EXERCISE PROMPT: Every record needs to be repeated exactly; its pictures do not.

Stored items:
↓↓↓

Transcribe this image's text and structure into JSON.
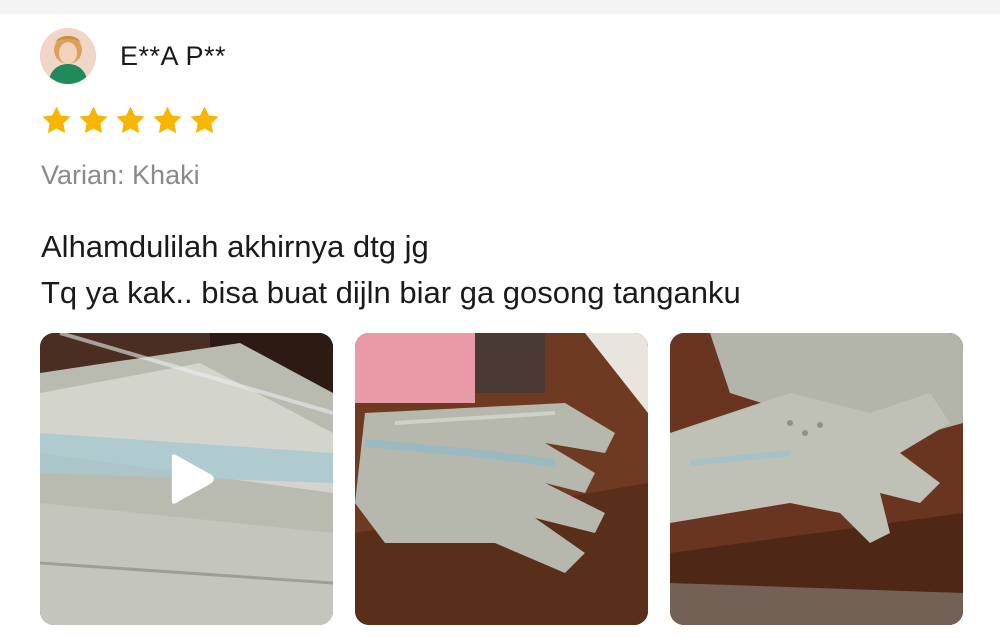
{
  "reviewer": {
    "name": "E**A P**",
    "avatar_icon": "avatar-photo"
  },
  "rating": {
    "stars": 5,
    "max": 5,
    "color": "#f7b500"
  },
  "variant": {
    "text": "Varian: Khaki"
  },
  "comment": {
    "lines": [
      "Alhamdulilah akhirnya dtg jg",
      "Tq ya kak.. bisa buat dijln biar ga gosong tanganku"
    ]
  },
  "media": [
    {
      "kind": "video",
      "icon": "play-icon"
    },
    {
      "kind": "photo"
    },
    {
      "kind": "photo"
    }
  ]
}
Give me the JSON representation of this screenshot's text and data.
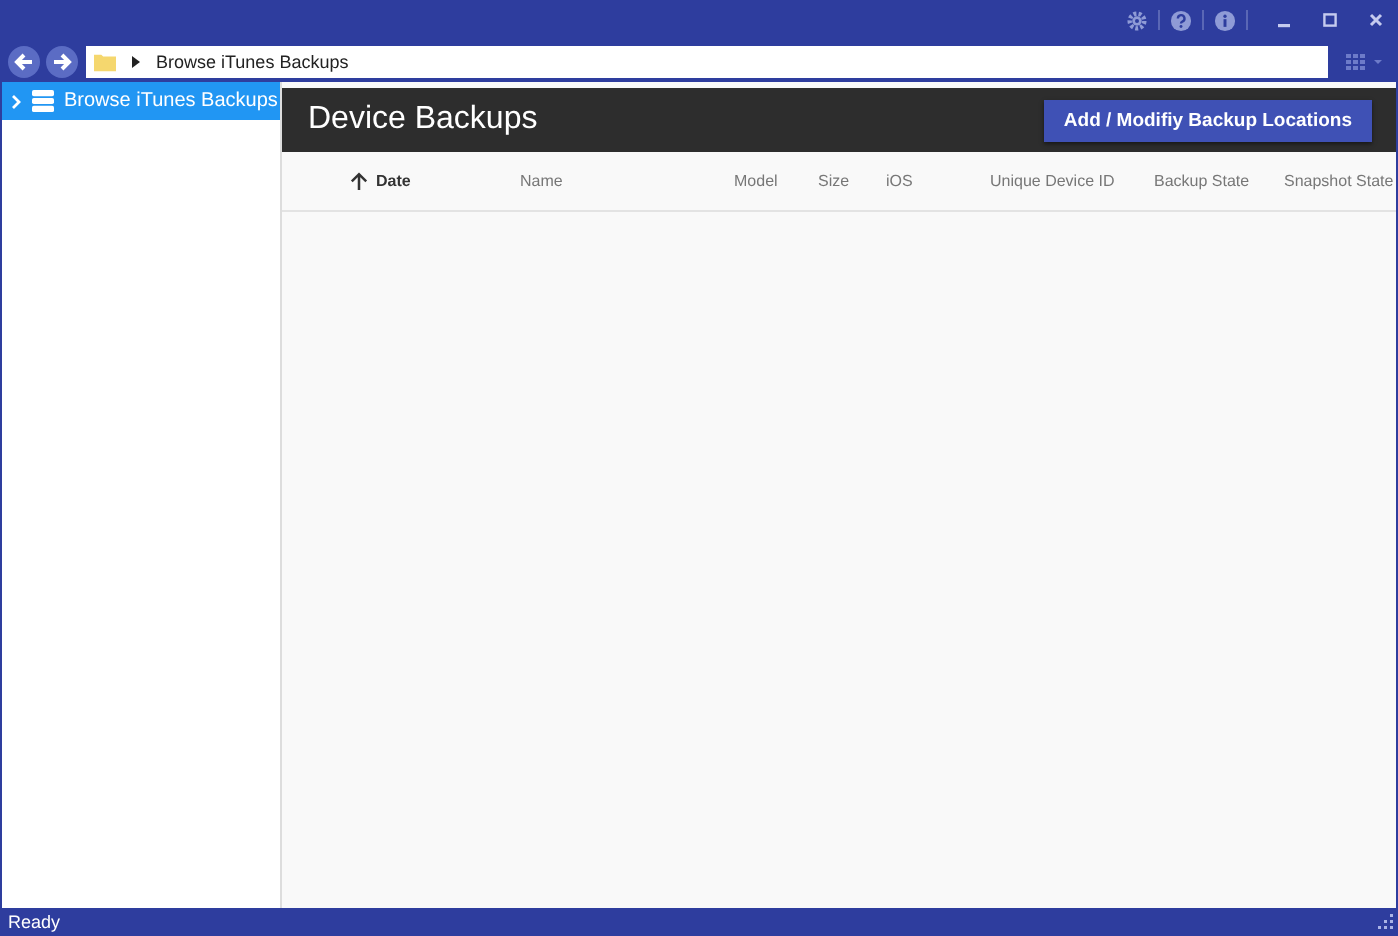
{
  "address_bar": {
    "path": "Browse iTunes Backups"
  },
  "sidebar": {
    "items": [
      {
        "label": "Browse iTunes Backups",
        "selected": true,
        "expanded": false
      }
    ]
  },
  "panel": {
    "title": "Device Backups",
    "button": "Add / Modifiy Backup Locations"
  },
  "table": {
    "columns": [
      {
        "label": "Date",
        "sorted": true
      },
      {
        "label": "Name",
        "sorted": false
      },
      {
        "label": "Model",
        "sorted": false
      },
      {
        "label": "Size",
        "sorted": false
      },
      {
        "label": "iOS",
        "sorted": false
      },
      {
        "label": "Unique Device ID",
        "sorted": false
      },
      {
        "label": "Backup State",
        "sorted": false
      },
      {
        "label": "Snapshot State",
        "sorted": false
      }
    ]
  },
  "status_bar": {
    "text": "Ready"
  }
}
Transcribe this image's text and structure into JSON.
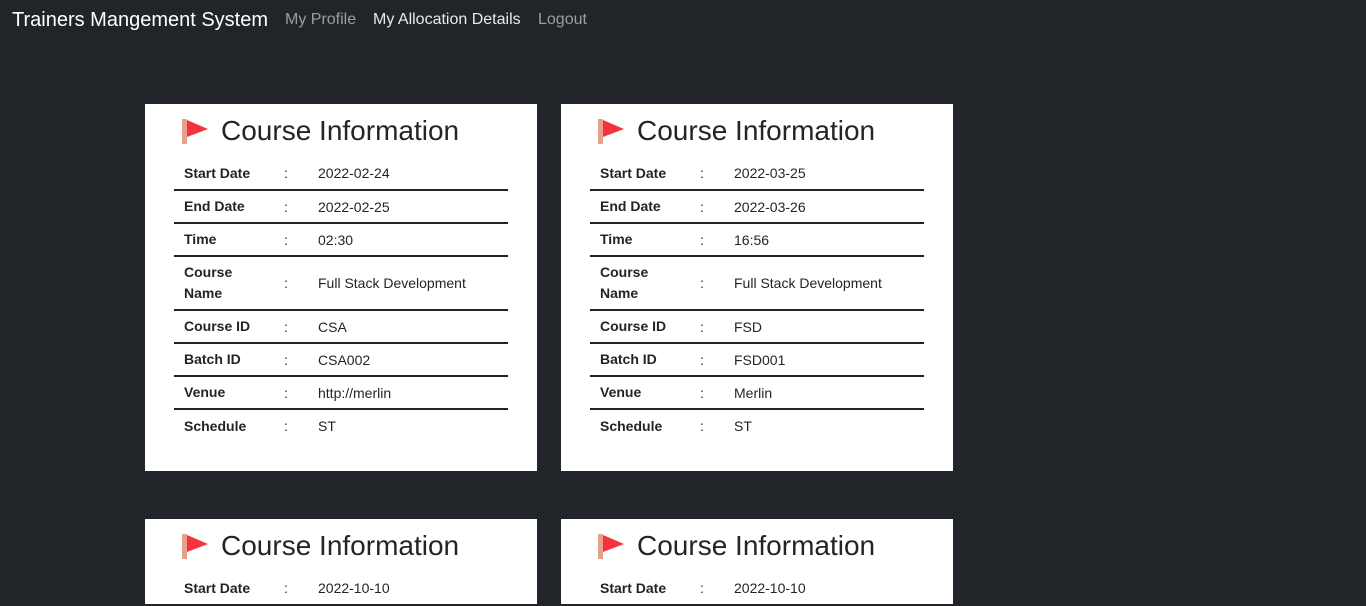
{
  "nav": {
    "brand": "Trainers Mangement System",
    "links": [
      "My Profile",
      "My Allocation Details",
      "Logout"
    ]
  },
  "cards": [
    {
      "title": "Course Information",
      "rows": [
        {
          "label": "Start Date",
          "sep": ":",
          "value": "2022-02-24"
        },
        {
          "label": "End Date",
          "sep": ":",
          "value": "2022-02-25"
        },
        {
          "label": "Time",
          "sep": ":",
          "value": "02:30"
        },
        {
          "label": "Course Name",
          "sep": ":",
          "value": "Full Stack Development"
        },
        {
          "label": "Course ID",
          "sep": ":",
          "value": "CSA"
        },
        {
          "label": "Batch ID",
          "sep": ":",
          "value": "CSA002"
        },
        {
          "label": "Venue",
          "sep": ":",
          "value": "http://merlin"
        },
        {
          "label": "Schedule",
          "sep": ":",
          "value": "ST"
        }
      ]
    },
    {
      "title": "Course Information",
      "rows": [
        {
          "label": "Start Date",
          "sep": ":",
          "value": "2022-03-25"
        },
        {
          "label": "End Date",
          "sep": ":",
          "value": "2022-03-26"
        },
        {
          "label": "Time",
          "sep": ":",
          "value": "16:56"
        },
        {
          "label": "Course Name",
          "sep": ":",
          "value": "Full Stack Development"
        },
        {
          "label": "Course ID",
          "sep": ":",
          "value": "FSD"
        },
        {
          "label": "Batch ID",
          "sep": ":",
          "value": "FSD001"
        },
        {
          "label": "Venue",
          "sep": ":",
          "value": "Merlin"
        },
        {
          "label": "Schedule",
          "sep": ":",
          "value": "ST"
        }
      ]
    },
    {
      "title": "Course Information",
      "rows": [
        {
          "label": "Start Date",
          "sep": ":",
          "value": "2022-10-10"
        }
      ]
    },
    {
      "title": "Course Information",
      "rows": [
        {
          "label": "Start Date",
          "sep": ":",
          "value": "2022-10-10"
        }
      ]
    }
  ],
  "colors": {
    "background": "#212529",
    "card": "#ffffff",
    "flag_red": "#f4343a",
    "flag_pole": "#e8a08c"
  },
  "icons": {
    "card_title_icon": "triangular-flag-icon"
  }
}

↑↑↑

YOUR SOLUTION:
Transcribe this image's text and structure into JSON.
{
  "reviewer": {
    "name": "E**A P**",
    "avatar_icon": "avatar-photo"
  },
  "rating": {
    "stars": 5,
    "max": 5,
    "color": "#f7b500"
  },
  "variant": {
    "text": "Varian: Khaki"
  },
  "comment": {
    "lines": [
      "Alhamdulilah akhirnya dtg jg",
      "Tq ya kak.. bisa buat dijln biar ga gosong tanganku"
    ]
  },
  "media": [
    {
      "kind": "video",
      "icon": "play-icon"
    },
    {
      "kind": "photo"
    },
    {
      "kind": "photo"
    }
  ]
}
Give me the JSON representation of this screenshot's text and data.
{
  "address_bar": {
    "path": "Browse iTunes Backups"
  },
  "sidebar": {
    "items": [
      {
        "label": "Browse iTunes Backups",
        "selected": true,
        "expanded": false
      }
    ]
  },
  "panel": {
    "title": "Device Backups",
    "button": "Add / Modifiy Backup Locations"
  },
  "table": {
    "columns": [
      {
        "label": "Date",
        "sorted": true
      },
      {
        "label": "Name",
        "sorted": false
      },
      {
        "label": "Model",
        "sorted": false
      },
      {
        "label": "Size",
        "sorted": false
      },
      {
        "label": "iOS",
        "sorted": false
      },
      {
        "label": "Unique Device ID",
        "sorted": false
      },
      {
        "label": "Backup State",
        "sorted": false
      },
      {
        "label": "Snapshot State",
        "sorted": false
      }
    ]
  },
  "status_bar": {
    "text": "Ready"
  }
}
Transcribe this image's text and structure into JSON.
{
  "nav": {
    "brand": "Trainers Mangement System",
    "links": [
      "My Profile",
      "My Allocation Details",
      "Logout"
    ]
  },
  "cards": [
    {
      "title": "Course Information",
      "rows": [
        {
          "label": "Start Date",
          "sep": ":",
          "value": "2022-02-24"
        },
        {
          "label": "End Date",
          "sep": ":",
          "value": "2022-02-25"
        },
        {
          "label": "Time",
          "sep": ":",
          "value": "02:30"
        },
        {
          "label": "Course Name",
          "sep": ":",
          "value": "Full Stack Development"
        },
        {
          "label": "Course ID",
          "sep": ":",
          "value": "CSA"
        },
        {
          "label": "Batch ID",
          "sep": ":",
          "value": "CSA002"
        },
        {
          "label": "Venue",
          "sep": ":",
          "value": "http://merlin"
        },
        {
          "label": "Schedule",
          "sep": ":",
          "value": "ST"
        }
      ]
    },
    {
      "title": "Course Information",
      "rows": [
        {
          "label": "Start Date",
          "sep": ":",
          "value": "2022-03-25"
        },
        {
          "label": "End Date",
          "sep": ":",
          "value": "2022-03-26"
        },
        {
          "label": "Time",
          "sep": ":",
          "value": "16:56"
        },
        {
          "label": "Course Name",
          "sep": ":",
          "value": "Full Stack Development"
        },
        {
          "label": "Course ID",
          "sep": ":",
          "value": "FSD"
        },
        {
          "label": "Batch ID",
          "sep": ":",
          "value": "FSD001"
        },
        {
          "label": "Venue",
          "sep": ":",
          "value": "Merlin"
        },
        {
          "label": "Schedule",
          "sep": ":",
          "value": "ST"
        }
      ]
    },
    {
      "title": "Course Information",
      "rows": [
        {
          "label": "Start Date",
          "sep": ":",
          "value": "2022-10-10"
        }
      ]
    },
    {
      "title": "Course Information",
      "rows": [
        {
          "label": "Start Date",
          "sep": ":",
          "value": "2022-10-10"
        }
      ]
    }
  ],
  "colors": {
    "background": "#212529",
    "card": "#ffffff",
    "flag_red": "#f4343a",
    "flag_pole": "#e8a08c"
  },
  "icons": {
    "card_title_icon": "triangular-flag-icon"
  }
}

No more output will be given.